“We have to become the authors of our own internal mantras and replace the toxic messages of the Noise with positive messages of empowerment. Believing in yourself takes practice…” (273)
“A person can only be as great as the dreams they allow themselves to have.” (309)
“The most well-spent and fulfilled lives begin with dreams, because without them, we’re not truly ourselves – we’re what others tell us we can be.” (310)
There were so many great moments, so many words of inspiration throughout this book, it was hard to narrow it down to this list.
But the point is, it is an encouraging read. When you read about the lives of successful people in the media, it is often skewed to showcase where they are at now. But it doesn’t tell us the hard work it took to get there. It doesn’t show the years of failure they had before they grabbed their life by the horns and finally improved their lives to get to where they are at now.

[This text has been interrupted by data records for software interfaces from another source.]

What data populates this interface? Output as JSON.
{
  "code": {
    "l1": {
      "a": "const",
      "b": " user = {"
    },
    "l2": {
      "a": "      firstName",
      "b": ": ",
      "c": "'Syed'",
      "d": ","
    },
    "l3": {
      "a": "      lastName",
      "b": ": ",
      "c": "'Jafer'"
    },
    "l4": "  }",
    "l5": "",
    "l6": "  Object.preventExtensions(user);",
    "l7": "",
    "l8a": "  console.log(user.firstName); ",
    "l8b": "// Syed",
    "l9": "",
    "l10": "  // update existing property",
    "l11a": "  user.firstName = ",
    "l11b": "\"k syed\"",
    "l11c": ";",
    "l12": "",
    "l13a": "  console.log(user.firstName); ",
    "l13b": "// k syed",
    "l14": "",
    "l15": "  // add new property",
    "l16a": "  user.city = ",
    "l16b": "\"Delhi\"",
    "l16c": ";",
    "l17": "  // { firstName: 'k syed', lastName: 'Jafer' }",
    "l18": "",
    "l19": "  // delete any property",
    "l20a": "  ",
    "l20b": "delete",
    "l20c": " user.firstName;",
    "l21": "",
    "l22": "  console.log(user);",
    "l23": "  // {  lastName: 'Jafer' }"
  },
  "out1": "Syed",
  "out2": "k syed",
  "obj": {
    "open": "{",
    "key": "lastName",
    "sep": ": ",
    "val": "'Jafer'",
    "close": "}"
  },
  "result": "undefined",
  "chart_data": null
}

It only shows them after they’ve polished themselves and abstained from the dirt and grime work they had to muster through to get to the top.
You can’t have this:
Without going through this:
But this book tells us exactly that.
It tells us that all of these successful and happy people started out just like everyone else. Some of them living in cars on the streets, some of them choosing a career they hated for years, some of them high school dropouts, etc. They are human just like the rest of us and they all started from the bottom.
Granted, there are the lucky and fortunate people out there who are given a lead in life, but this book reminds us that there are more people that do not have this privilege. These people should be our role models.
This reminds me of that quote that says, “You have the same amount of hours in a day as Beyoncé.” So, make it count.
If Beyoncé can do it, if the road trippers can do it, if she can do it, if he can do it… then so can you.